The background coloration is black. Half of inferior part of the body is marked with big white spots which are more or less round. The area around the first dorsal fin is crossed by yellowish sinuosities which draw like a network reminding the leopard's patterns. There is a yellowish ring around the mouth, which is surrounded by another fin white ring. A white stripe ride the snout just under the eyes level. The second dorsal fin and the anal fin are white and underlined with a yellow line at their base. The caudal peduncle has a yellowish blotch on its top part and has three horizontal sets of spiny scales. The caudal fin is yellowish in its center and has black margin. Juveniles have a black background coloration spangled with small white spots, the extremity of the snout and the base of the first dorsal fin is yellowish.[2]

Distribution and habitat[edit]

The clown triggerfish is widely distributed throughout the tropical and subtropical waters of the Indian Ocean until the western Pacific Ocean.[3] It is most commonly found along external reef slopes with clear water until 75 m depth.[4] Juveniles are usually staying below 20 m sheltered close to caves or overhangs.

1693 aquaimages.jpg

Feeding[edit]

Balistoides conspicillum has a varied diet based on different benthic organisms like molluscs, echinoderms and crustaceans.[5]

Behaviour[edit]

This triggerfish has a diurnal activity, is solitary and defend a territory. It can be very aggressive with other fishes and congeners. The first long dorsal spine when is erected, it is used to impress an opponent or to avoid a predator to pull it out of its refuge.

In the aquarium[edit]

Balistoides conspicillum 2.jpg

Because of its attractive coloration, this fish is one of the most highly prized aquarium fish.[6] Like many other triggerfish, it can require a large aquarium and be aggressive towards other fish. It should not be kept with small fishes. It will also prey on invertebrates in the aquarium.[7][8] This fish can become tame enough to be hand-fed; however, one should beware of the fish's sharp teeth.[8]

References[edit]

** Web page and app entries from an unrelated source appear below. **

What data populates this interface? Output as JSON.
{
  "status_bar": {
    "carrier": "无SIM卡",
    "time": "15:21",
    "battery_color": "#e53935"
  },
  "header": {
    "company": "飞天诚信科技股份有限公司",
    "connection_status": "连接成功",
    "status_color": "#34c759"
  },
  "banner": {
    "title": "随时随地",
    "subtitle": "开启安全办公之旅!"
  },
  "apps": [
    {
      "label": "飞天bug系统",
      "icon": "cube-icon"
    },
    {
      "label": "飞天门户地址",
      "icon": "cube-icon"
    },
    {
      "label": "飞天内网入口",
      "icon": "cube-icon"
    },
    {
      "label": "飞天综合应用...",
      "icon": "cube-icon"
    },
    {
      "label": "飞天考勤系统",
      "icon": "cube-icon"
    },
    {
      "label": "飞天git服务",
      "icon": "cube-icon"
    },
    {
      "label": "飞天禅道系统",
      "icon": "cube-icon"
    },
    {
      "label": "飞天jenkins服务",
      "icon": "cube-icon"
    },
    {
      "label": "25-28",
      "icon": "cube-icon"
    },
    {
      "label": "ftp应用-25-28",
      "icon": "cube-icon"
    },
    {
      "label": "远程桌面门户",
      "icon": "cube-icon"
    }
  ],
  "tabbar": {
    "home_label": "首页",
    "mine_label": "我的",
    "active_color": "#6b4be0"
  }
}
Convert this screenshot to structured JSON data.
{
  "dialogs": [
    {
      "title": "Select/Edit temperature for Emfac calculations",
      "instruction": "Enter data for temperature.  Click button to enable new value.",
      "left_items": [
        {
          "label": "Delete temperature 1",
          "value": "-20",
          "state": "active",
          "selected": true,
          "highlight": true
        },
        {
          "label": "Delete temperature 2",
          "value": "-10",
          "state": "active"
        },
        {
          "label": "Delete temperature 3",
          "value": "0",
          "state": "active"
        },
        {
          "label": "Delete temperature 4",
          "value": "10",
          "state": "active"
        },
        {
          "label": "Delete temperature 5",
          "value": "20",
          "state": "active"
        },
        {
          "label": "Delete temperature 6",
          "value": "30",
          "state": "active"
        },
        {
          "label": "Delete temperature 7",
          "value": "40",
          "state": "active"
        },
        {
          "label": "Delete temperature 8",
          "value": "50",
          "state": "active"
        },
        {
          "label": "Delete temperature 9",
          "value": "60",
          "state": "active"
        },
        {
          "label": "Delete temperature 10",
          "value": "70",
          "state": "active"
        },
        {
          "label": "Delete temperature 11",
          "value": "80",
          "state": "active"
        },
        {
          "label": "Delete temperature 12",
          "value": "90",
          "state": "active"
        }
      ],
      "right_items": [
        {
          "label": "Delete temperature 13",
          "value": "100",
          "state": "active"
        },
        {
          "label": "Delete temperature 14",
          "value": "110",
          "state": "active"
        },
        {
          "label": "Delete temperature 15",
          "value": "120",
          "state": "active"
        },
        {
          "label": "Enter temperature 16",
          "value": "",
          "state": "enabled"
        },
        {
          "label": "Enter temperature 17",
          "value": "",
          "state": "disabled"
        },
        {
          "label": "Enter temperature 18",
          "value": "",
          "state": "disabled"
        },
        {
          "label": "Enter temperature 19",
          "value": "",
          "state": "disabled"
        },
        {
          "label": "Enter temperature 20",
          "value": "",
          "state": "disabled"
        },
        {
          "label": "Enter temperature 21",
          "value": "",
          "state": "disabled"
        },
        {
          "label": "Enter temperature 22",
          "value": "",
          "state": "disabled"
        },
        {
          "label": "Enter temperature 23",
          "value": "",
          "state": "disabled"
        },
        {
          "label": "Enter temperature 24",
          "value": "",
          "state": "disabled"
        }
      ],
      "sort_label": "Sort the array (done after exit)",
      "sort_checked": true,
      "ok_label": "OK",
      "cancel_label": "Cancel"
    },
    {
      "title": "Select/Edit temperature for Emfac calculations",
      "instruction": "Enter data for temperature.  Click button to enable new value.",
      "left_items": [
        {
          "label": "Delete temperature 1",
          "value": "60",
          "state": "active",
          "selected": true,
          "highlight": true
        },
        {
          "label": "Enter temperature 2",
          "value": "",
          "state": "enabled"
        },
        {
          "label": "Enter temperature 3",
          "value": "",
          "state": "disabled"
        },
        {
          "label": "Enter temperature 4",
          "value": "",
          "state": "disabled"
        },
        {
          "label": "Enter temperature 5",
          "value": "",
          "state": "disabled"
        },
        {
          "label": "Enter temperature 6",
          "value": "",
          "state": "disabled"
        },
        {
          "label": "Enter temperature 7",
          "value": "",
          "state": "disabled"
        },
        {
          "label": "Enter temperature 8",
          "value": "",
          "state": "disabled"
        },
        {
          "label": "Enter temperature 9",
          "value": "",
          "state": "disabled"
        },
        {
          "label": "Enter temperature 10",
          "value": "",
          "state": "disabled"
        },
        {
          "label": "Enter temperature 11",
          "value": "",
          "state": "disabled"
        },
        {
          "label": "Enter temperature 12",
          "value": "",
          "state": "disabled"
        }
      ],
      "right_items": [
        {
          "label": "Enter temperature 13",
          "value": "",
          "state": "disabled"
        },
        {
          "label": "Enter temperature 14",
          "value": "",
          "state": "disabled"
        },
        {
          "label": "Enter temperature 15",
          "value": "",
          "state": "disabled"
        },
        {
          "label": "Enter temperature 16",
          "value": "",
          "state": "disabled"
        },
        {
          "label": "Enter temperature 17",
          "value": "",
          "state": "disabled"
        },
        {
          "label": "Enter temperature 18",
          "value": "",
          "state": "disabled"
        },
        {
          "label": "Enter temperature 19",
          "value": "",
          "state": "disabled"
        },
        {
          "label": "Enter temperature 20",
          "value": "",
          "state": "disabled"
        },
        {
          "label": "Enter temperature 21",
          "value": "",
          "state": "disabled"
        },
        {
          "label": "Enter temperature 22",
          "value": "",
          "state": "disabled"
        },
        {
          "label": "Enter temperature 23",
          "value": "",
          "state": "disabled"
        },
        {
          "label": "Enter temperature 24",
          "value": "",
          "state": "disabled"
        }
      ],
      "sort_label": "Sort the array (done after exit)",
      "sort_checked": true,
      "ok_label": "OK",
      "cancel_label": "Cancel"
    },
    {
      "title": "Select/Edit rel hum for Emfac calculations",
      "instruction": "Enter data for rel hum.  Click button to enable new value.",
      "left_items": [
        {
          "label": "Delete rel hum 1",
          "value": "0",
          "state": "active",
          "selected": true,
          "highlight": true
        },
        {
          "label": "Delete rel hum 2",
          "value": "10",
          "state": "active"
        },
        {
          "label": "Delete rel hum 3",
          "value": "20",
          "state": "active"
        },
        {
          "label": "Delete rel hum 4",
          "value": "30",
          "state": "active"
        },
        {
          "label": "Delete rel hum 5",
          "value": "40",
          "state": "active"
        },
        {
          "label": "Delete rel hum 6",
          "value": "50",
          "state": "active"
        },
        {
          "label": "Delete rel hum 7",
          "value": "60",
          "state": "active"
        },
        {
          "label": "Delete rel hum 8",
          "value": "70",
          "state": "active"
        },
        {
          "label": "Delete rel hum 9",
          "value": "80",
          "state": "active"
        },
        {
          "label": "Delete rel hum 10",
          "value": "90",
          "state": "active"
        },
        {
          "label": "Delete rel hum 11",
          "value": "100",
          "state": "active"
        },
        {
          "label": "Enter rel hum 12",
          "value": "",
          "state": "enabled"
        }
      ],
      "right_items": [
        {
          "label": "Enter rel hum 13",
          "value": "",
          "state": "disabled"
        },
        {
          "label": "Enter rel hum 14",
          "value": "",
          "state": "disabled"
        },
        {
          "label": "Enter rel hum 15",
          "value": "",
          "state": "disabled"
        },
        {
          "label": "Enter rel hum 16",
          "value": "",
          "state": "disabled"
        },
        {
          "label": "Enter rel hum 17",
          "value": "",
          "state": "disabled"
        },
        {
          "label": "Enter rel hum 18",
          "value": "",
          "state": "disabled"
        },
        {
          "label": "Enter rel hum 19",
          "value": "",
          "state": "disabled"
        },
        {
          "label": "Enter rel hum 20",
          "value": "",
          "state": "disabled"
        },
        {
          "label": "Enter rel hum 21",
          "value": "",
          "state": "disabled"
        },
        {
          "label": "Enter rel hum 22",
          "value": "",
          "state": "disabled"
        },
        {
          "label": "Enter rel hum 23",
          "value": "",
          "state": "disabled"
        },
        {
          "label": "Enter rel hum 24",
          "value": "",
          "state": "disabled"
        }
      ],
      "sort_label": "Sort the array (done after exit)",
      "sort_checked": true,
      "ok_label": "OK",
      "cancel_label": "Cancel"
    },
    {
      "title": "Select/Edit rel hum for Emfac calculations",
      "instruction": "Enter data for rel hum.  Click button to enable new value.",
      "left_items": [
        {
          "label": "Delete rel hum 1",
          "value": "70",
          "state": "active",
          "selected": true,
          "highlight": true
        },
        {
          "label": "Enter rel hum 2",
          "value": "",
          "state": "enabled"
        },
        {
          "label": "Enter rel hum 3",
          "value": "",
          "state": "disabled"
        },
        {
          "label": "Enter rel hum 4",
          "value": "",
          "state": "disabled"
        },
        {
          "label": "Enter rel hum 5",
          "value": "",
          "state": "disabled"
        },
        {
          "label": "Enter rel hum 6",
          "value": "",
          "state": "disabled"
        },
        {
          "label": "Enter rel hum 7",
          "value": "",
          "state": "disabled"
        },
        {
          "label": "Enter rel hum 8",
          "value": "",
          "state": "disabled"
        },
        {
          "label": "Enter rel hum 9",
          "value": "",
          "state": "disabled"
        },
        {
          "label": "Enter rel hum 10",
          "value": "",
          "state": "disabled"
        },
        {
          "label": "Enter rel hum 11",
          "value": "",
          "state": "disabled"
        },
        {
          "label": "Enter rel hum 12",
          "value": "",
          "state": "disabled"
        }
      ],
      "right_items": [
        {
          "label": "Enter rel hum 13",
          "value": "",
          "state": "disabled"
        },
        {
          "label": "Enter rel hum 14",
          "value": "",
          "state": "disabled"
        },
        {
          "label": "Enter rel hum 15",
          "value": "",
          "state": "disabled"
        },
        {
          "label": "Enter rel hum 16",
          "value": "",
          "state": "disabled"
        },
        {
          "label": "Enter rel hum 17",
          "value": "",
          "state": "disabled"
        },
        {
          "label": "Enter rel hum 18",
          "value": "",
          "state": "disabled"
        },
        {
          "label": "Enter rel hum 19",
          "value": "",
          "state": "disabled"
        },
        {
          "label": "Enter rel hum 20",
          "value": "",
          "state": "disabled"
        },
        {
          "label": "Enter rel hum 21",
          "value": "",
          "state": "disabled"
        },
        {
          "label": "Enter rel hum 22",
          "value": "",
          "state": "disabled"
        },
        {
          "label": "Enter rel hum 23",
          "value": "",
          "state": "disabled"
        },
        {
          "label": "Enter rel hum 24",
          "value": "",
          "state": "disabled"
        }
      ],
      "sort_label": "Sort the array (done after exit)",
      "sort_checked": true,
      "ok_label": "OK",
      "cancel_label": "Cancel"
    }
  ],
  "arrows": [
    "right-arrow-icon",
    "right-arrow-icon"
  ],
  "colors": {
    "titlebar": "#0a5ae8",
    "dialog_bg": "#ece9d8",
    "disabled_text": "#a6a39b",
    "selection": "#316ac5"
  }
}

  1. ^ a b c Lieske & Myers,Coral reef fishes,Princeton University Press, 2009, ISBN 9780691089959
  2. ^ http://eol.org/pages/994708/details#diagnostic_description
  3. ^ http://eol.org/pages/994708/details#distribution
  4. ^ http://eol.org/pages/994708/details#habitat
  5. ^ http://eol.org/pages/994708/details#trophic_strategy
  6. ^ http://www.fishbase.org/summary/2300
  7. ^ Dakin, Nick (1992). The Macmillan book of the Marine Aquarium. New York: Macmillan Publishing Company. p. 177. ISBN 0-02-897108-6. 
  8. ^ a b Sanford, Gina (1999). Aquarium Owner's Guide. New York: DK Publishing. p. 132. ISBN 0-7894-4614-6. 
Creative Commons Attribution Share Alike 3.0 (CC BY-SA 3.0)

Source: Wikipedia

Unreviewed

Article rating from 0 people

Default rating: 2.5 of 5

Disclaimer

EOL content is automatically assembled from many different content providers. As a result, from time to time you may find pages on EOL that are confusing.

To request an improvement, please leave a comment on the page. Thank you!